With so much of the garden covered with wood, it could have seemed monotonous, but that's where geometry comes in. The deck is patterned with whole and partial hexagons. The geometric patterning is further emphasized when sunlight reflects off the wood's grain.

As the plan at top right shows, the deck's design relies on more than interconnected hexagons. It breaks them into triangular components and rearranges them to form other geometric shapes. A chop saw was used to make the many angled cuts in the decking.

Keeping the deck low to the ground required a precisely laid out network of beams mounted on sunken piers. Under the decking, joists run from the base to the sides of each triangle.


While most decks use softwood 2-by-4s and 2-by-6s for the top layer, this one uses l-by-4s and l-by-6s made from a rot- and insect-resistant South American hardwood called ipe. The wood is imported by XYLO Products, Box 2297, Sunnyvale, Calif. 94087. Ipe starts out with a warm red tone and weathers to a silver-gray.

Design: landscape architect James H. Coleman of Cupertino, California, for owners Betty and Carson Heil, of Saratoga.
COPYRIGHT 1993 Sunset Publishing Corp.
No portion of this article can be reproduced without the express written permission from the copyright holder.
Copyright 1993 Gale, Cengage Learning. All rights reserved.
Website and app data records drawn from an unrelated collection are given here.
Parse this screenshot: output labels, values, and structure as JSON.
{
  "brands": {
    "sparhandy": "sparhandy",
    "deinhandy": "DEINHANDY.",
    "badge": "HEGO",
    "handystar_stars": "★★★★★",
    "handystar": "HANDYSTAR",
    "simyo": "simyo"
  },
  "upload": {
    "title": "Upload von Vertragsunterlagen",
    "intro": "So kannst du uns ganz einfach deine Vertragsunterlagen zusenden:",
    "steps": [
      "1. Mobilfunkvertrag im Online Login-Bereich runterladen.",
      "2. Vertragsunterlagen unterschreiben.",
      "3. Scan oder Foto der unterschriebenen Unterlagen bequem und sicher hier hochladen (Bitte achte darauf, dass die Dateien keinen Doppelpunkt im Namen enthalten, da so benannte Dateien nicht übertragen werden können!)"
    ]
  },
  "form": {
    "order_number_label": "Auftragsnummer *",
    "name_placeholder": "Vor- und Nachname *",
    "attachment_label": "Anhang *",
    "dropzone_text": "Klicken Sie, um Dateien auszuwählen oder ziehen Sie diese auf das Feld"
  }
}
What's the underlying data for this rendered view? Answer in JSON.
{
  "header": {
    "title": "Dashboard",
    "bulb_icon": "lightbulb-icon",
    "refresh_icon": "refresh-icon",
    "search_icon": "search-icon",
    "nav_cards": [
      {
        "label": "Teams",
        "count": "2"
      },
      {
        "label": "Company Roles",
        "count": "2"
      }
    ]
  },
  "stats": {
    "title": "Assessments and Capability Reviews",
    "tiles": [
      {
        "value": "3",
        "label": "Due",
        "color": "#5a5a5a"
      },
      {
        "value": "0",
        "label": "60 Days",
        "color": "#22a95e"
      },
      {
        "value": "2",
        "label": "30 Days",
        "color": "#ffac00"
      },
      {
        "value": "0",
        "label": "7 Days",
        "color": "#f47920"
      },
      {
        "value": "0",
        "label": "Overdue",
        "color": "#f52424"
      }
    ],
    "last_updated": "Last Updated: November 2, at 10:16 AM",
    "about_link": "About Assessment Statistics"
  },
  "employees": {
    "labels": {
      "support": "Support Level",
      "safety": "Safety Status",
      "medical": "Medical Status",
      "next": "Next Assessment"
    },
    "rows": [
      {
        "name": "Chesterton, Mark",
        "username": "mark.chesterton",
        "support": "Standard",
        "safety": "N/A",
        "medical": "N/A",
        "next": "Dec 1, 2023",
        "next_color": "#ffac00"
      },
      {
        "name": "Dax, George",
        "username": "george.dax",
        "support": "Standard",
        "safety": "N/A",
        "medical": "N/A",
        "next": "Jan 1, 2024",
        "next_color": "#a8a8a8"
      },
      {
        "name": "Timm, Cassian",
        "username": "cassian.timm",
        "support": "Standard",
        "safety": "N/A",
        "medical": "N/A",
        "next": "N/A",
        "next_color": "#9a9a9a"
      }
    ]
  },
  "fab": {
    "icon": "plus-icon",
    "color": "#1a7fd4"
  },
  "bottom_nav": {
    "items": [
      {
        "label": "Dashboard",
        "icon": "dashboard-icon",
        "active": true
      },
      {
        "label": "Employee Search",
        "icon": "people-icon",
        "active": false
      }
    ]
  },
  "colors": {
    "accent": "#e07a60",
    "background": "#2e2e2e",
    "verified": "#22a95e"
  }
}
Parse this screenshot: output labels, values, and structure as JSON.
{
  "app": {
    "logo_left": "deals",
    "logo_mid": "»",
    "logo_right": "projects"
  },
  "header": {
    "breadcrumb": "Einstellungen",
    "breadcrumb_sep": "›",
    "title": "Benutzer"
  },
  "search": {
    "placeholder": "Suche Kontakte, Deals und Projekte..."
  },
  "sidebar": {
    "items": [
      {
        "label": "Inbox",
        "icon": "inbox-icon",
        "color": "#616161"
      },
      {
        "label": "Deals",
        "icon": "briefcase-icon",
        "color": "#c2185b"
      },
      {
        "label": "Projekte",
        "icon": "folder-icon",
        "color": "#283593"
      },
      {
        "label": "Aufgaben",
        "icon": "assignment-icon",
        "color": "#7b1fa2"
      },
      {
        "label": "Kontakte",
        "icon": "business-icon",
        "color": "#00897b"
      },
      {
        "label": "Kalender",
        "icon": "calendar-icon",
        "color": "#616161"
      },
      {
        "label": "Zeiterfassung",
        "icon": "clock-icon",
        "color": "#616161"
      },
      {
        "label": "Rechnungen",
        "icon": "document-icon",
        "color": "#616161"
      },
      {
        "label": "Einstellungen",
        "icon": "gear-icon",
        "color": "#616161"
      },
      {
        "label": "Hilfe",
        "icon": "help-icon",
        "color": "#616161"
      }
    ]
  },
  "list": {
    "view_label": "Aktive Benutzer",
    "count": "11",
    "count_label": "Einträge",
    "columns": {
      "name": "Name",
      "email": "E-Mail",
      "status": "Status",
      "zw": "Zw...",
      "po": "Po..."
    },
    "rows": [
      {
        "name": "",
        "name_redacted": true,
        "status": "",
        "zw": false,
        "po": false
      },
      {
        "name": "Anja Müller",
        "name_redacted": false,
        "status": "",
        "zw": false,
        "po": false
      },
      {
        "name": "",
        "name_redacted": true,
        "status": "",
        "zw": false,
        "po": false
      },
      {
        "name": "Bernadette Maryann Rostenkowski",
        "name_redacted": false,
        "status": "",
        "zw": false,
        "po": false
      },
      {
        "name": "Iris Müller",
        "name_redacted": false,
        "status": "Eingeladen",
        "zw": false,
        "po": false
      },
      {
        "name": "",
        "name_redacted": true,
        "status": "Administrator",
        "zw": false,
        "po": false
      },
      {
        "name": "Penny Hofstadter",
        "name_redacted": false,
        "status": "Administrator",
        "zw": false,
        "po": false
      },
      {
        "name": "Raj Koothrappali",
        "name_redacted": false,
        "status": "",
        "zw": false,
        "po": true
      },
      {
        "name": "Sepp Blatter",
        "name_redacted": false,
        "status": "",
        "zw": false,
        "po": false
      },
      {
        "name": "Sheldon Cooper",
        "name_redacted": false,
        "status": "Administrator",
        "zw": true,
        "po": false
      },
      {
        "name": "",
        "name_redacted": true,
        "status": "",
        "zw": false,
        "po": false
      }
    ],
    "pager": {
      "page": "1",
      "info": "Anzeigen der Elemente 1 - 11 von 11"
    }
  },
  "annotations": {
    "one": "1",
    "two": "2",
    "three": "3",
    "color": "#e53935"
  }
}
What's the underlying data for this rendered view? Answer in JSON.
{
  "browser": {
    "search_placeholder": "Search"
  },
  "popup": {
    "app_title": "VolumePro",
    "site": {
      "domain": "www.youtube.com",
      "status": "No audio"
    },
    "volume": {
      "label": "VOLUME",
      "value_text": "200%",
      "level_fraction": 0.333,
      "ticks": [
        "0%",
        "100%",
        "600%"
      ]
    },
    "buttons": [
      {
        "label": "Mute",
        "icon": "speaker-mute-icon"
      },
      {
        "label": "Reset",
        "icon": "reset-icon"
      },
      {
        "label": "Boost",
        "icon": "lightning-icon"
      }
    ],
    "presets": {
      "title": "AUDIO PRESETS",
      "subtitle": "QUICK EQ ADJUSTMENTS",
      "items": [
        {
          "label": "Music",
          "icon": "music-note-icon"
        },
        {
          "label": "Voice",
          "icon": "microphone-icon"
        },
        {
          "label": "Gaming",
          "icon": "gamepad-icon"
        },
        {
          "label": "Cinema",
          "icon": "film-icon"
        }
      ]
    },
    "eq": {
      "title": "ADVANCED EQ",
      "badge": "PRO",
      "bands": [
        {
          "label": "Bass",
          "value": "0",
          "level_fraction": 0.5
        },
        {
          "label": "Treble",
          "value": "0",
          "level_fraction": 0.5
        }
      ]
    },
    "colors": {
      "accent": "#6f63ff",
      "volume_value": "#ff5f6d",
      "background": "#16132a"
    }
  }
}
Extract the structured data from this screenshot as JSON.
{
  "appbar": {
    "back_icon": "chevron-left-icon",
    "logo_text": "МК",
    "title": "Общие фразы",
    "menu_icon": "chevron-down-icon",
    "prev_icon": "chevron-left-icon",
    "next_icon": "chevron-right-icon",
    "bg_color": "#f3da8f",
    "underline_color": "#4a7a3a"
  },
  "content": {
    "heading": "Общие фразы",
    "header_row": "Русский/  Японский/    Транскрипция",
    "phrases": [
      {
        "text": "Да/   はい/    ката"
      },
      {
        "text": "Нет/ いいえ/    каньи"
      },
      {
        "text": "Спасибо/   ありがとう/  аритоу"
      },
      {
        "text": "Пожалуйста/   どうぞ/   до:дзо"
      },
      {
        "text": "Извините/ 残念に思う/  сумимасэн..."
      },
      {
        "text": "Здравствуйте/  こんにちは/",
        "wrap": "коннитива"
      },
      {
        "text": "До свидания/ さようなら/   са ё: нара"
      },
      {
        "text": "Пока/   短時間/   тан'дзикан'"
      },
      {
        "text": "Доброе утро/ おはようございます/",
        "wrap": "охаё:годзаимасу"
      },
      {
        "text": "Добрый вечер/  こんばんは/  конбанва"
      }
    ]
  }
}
Article Details
Printer friendly Cite/link Email Feedback
Author:Whiteley, Peter O.
Date:Mar 1, 1993
Previous Article:Dressing by daylight.
Next Article:Ideas for Great Wall Systems.

Terms of use | Privacy policy | Copyright © 2021 Farlex, Inc. | Feedback | For webmasters |